* **What the exercise asks**: Where does the string "text" appear in the material? Copy each line that holds it.

* **Provided data**:

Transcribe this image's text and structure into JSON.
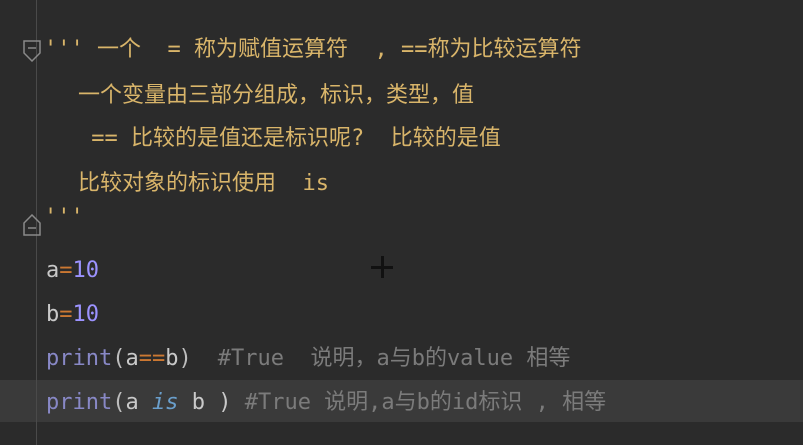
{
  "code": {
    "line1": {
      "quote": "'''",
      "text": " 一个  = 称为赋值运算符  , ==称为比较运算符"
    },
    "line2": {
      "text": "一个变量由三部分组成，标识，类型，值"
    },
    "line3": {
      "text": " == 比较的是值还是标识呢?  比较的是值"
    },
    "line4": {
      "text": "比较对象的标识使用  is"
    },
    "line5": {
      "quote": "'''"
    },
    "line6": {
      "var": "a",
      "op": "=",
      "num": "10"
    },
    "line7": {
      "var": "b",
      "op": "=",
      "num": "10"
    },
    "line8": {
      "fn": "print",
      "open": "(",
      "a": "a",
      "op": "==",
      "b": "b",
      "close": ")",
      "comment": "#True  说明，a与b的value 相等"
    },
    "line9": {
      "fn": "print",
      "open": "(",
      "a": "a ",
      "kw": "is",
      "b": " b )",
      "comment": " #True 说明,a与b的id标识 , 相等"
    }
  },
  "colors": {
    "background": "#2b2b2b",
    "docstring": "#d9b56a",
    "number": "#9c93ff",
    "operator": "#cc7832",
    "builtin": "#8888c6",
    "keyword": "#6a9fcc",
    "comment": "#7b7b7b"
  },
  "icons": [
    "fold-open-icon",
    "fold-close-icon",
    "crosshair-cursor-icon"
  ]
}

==

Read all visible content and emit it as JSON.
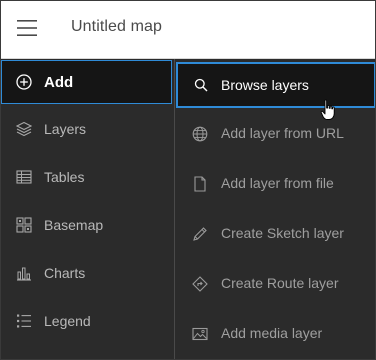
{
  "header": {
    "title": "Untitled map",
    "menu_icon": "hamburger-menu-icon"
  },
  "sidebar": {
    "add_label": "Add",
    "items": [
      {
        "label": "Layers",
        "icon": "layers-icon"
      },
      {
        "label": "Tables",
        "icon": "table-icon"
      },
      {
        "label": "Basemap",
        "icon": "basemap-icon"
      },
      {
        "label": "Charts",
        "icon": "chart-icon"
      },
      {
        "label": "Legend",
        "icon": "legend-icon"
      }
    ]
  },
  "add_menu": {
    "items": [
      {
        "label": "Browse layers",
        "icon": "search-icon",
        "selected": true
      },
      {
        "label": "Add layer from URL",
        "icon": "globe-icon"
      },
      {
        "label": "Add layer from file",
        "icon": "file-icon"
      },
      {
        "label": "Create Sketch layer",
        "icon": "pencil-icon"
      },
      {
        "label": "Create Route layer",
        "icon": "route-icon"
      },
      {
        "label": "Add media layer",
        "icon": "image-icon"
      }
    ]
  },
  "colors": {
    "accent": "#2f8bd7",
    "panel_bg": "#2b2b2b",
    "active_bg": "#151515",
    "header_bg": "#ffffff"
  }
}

* **Final answer**:
Transcribe this image's text and structure into JSON.
      "text": " 一个  = 称为赋值运算符  , ==称为比较运算符"
      "text": "一个变量由三部分组成，标识，类型，值"
      "text": " == 比较的是值还是标识呢?  比较的是值"
      "text": "比较对象的标识使用  is"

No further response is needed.